Data>
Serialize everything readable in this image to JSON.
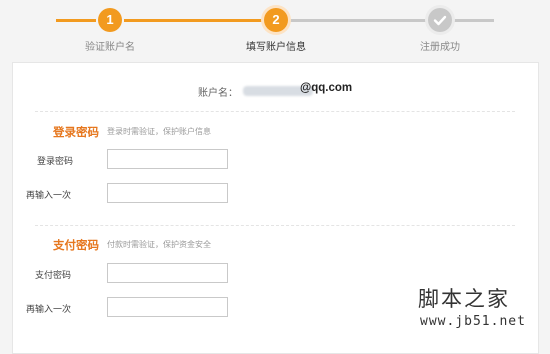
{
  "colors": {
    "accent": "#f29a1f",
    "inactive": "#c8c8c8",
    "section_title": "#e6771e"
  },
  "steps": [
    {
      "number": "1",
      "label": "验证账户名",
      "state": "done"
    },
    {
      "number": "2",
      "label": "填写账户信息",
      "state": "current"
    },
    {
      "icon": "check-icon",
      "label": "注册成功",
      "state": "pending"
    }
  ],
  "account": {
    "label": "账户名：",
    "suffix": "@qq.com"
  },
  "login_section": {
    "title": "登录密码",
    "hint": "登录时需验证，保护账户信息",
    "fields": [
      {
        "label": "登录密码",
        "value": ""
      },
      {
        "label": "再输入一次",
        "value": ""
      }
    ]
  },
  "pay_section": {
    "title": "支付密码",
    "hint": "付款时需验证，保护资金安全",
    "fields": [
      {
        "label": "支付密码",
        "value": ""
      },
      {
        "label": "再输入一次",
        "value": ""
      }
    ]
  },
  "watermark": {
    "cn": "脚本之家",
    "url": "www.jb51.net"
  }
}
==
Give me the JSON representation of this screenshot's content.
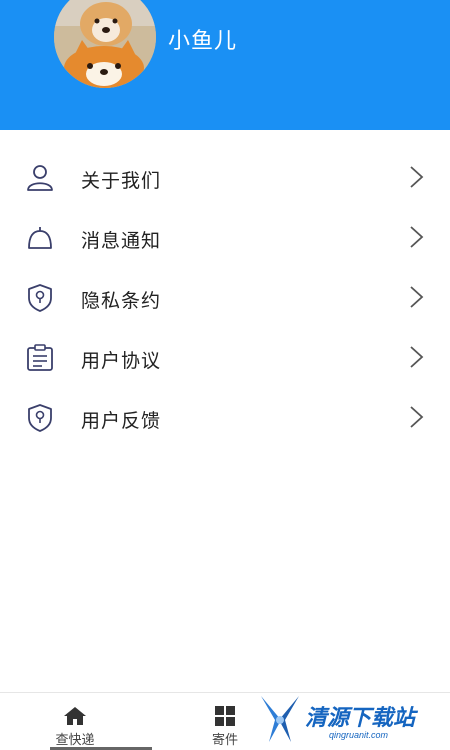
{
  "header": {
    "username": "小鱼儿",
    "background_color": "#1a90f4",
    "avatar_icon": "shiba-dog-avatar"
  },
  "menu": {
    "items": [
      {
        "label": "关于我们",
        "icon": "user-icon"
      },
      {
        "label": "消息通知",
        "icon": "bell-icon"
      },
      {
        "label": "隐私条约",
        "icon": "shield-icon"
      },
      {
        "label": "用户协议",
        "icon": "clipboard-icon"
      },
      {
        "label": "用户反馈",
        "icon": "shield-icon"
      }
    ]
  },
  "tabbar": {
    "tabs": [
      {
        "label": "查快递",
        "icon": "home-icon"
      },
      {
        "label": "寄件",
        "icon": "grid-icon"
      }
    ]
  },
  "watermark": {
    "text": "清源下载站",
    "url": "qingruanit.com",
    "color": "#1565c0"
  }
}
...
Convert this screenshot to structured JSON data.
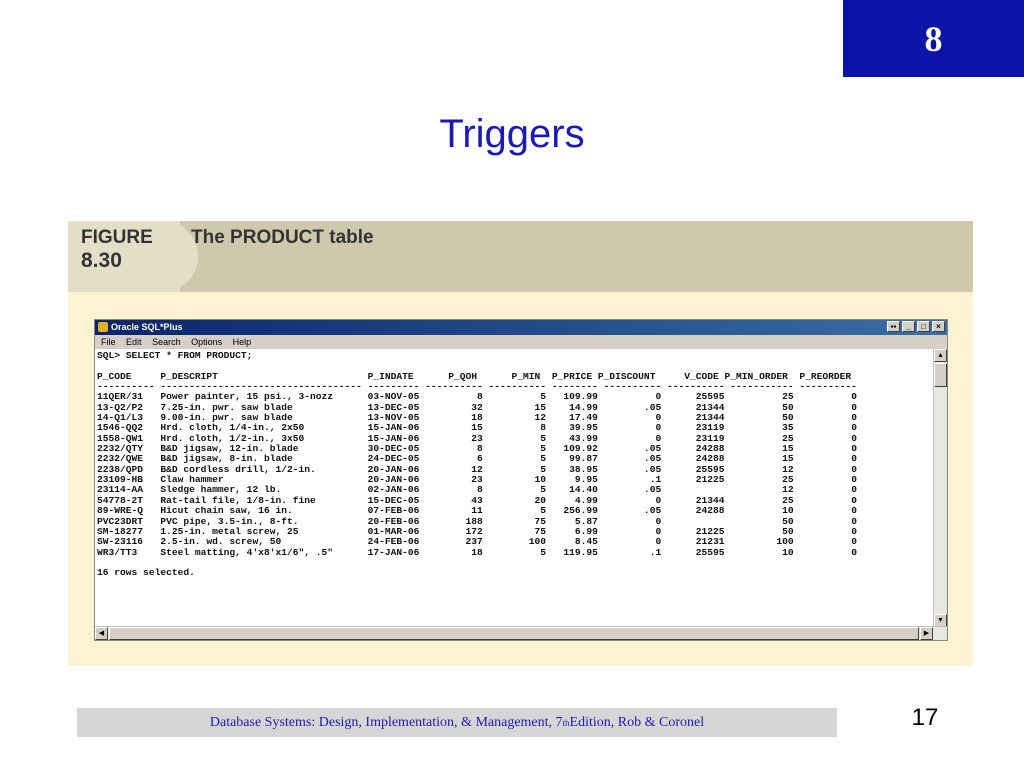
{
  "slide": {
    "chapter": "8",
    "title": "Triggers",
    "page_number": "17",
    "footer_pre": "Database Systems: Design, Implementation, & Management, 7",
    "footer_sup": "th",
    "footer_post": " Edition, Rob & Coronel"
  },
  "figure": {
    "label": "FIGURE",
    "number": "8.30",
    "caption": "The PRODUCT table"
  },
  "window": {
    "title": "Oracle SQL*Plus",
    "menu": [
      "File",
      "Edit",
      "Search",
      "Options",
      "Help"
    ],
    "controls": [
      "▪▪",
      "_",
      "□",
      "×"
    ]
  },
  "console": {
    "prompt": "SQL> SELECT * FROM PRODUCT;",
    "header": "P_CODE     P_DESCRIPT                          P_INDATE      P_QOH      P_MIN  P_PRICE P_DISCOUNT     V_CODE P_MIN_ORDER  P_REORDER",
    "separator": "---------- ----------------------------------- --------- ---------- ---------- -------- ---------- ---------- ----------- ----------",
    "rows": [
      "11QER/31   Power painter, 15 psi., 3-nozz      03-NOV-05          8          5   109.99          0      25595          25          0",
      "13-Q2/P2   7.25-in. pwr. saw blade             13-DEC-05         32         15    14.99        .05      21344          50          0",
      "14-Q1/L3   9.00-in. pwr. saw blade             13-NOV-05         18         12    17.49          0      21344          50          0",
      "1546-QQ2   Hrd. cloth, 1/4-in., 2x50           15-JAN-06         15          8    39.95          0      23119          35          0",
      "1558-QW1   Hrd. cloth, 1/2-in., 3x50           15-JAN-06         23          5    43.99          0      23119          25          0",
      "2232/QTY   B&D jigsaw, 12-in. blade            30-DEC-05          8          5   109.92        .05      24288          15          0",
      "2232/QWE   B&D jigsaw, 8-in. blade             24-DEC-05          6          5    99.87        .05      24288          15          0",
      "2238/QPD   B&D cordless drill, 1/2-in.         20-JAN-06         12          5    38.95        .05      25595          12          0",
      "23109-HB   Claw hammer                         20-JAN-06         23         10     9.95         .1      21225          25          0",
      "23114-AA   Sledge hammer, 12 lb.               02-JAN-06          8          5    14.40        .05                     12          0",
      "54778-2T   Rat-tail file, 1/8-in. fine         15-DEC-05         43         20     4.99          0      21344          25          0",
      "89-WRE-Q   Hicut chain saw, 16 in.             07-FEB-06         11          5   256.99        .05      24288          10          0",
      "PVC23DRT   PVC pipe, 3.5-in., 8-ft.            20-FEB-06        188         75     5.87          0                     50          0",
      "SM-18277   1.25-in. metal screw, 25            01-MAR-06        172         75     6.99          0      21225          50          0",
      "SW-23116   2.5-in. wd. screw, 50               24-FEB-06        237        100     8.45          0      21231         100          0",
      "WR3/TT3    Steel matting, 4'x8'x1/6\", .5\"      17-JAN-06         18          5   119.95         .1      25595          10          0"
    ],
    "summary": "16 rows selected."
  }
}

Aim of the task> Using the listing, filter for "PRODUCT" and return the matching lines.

Task output>
    "caption": "The PRODUCT table"
    "prompt": "SQL> SELECT * FROM PRODUCT;",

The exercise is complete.